Consumer price data is on tap
Gold prices held ground at their highest levels in about two months Wednesday as data showing that U.S. inflation topped 2% in 2016 and uncertainty surrounding President-elect Donald Trump’s inauguration and the U.K.’s exit from the European Union raised the precious metal’s investment appeal.
Gold for February delivery GCG7, -0.09% tacked on $2, or 0.2%, to $1,214.90 an ounce. It climbed 1.4% Tuesday to settle at its highest level since Nov. 17, according to FactSet data.
Silver for March delivery SIH7, +0.77% added 10.2 cents, or 0.6%, to $17.25 an ounce.
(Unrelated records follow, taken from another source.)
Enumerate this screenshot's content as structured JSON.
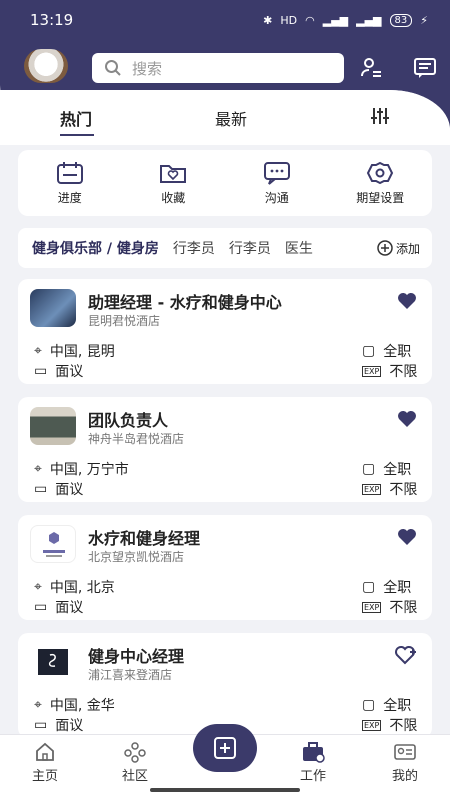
{
  "status": {
    "time": "13:19",
    "battery": "83"
  },
  "search": {
    "placeholder": "搜索"
  },
  "tabs": [
    {
      "label": "热门"
    },
    {
      "label": "最新"
    }
  ],
  "quick_actions": [
    {
      "label": "进度",
      "icon": "calendar-icon"
    },
    {
      "label": "收藏",
      "icon": "heart-folder-icon"
    },
    {
      "label": "沟通",
      "icon": "chat-icon"
    },
    {
      "label": "期望设置",
      "icon": "settings-icon"
    }
  ],
  "categories": {
    "active": "健身俱乐部 / 健身房",
    "items": [
      "行李员",
      "行李员",
      "医生"
    ],
    "add_label": "添加"
  },
  "jobs": [
    {
      "title": "助理经理 - 水疗和健身中心",
      "company": "昆明君悦酒店",
      "location": "中国, 昆明",
      "salary": "面议",
      "type": "全职",
      "experience": "不限",
      "favorited": true
    },
    {
      "title": "团队负责人",
      "company": "神舟半岛君悦酒店",
      "location": "中国, 万宁市",
      "salary": "面议",
      "type": "全职",
      "experience": "不限",
      "favorited": true
    },
    {
      "title": "水疗和健身经理",
      "company": "北京望京凯悦酒店",
      "location": "中国, 北京",
      "salary": "面议",
      "type": "全职",
      "experience": "不限",
      "favorited": true
    },
    {
      "title": "健身中心经理",
      "company": "浦江喜来登酒店",
      "location": "中国, 金华",
      "salary": "面议",
      "type": "全职",
      "experience": "不限",
      "favorited": false
    }
  ],
  "nav": [
    {
      "label": "主页"
    },
    {
      "label": "社区"
    },
    {
      "label": "工作"
    },
    {
      "label": "我的"
    }
  ],
  "colors": {
    "primary": "#3b3a6a"
  }
}
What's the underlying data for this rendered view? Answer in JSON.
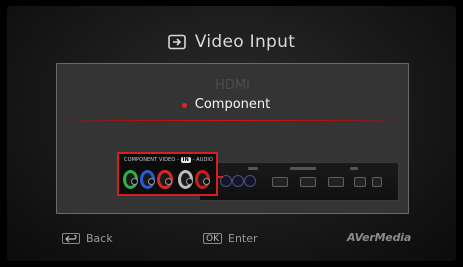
{
  "header": {
    "title": "Video Input",
    "icon": "input-source-icon"
  },
  "options": [
    {
      "label": "HDMI",
      "selected": false
    },
    {
      "label": "Component",
      "selected": true
    }
  ],
  "diagram": {
    "caption_prefix": "COMPONENT VIDEO -",
    "caption_tag": "IN",
    "caption_suffix": "- AUDIO",
    "highlight_color": "#d42020",
    "jack_colors": [
      "#2bb14d",
      "#2b5ad8",
      "#d42a2a",
      "#bdbdbd",
      "#c82020"
    ]
  },
  "footer": {
    "back": {
      "key": "back-arrow-icon",
      "label": "Back"
    },
    "enter": {
      "key": "OK",
      "label": "Enter"
    },
    "brand": "AVerMedia"
  }
}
“There’s so much news screaming for attention right now, investors are struggling to tell the signal from the noise,” said Adrian Ash, head of research at BullionVault.
“Trump‘s now calling for a weaker dollar but inflation has already breached the Fed’s 2% target,” he said. “That makes gold look good for 2017, because as real interest rates fall, the currency will devalue at a faster rate.”
On Wednesday, data showed that the consumer price index jumped 0.3% in December, matching the MarketWatch forecast. Inflation for 2016 rose by 2.1%—the biggest increase since 2011.
The ICE U.S. Dollar Index DXY, +0.54% was trading up by less than 0.3% Wednesday, but it’s still lost about 0.6% week to date after dropping Tuesday. Gold and the dollar typically move inversely since a richer greenback cuts demand for the dollar-priced metal from buyers using other currencies.
In an interview with The Wall Street Journal on Friday, Trump said the dollar, which touched a more than 14-year high about two weeks ago, has gotten “too strong,” as China keeps its own yuan weaker. He said the dollar’s strength is impeding the competitiveness of U.S. companies.
“The newswires were quick to attribute the move to comments from [Trump], who said the greenback is ‘too strong’ … In fact, it started some time earlier and seems to mark the return of ‘Trump trade’ unwinding as the dominant market theme after it had been briefly overshadowed by ‘hard Brexit’ fears at the start of the week,” said Ilya Spivak, currency strategist with Daily FX. On Tuesday, British Prime Minister Theresa May said the U.K. would move ahead to vote on a clean cut with the European Union but hoped to negotiate trade deals.
Meanwhile, more economic data and Federal Reserve chatter could keep financial markets busy ahead of the U.S. presidential inauguration on Friday.
Investors will be watching a speech from Fed Chairwoman Yellen on the goals of monetary policy, due at 3 p.m. Eastern time. Ahead of that, Minneapolis Fed President Neel Kashkari will make an economic-themed speech at 11 a.m. Eastern.
Back on Comex, March copper HGH7, -0.44% fell by half a cent to $2.62 a pound. April PLJ7, -1.13% traded at $975.90 an ounce, down $7.20, or 0.7%, while March palladium PAH7, -0.44% fell 70 cents, or 0.1%, to $752.30 an ounce.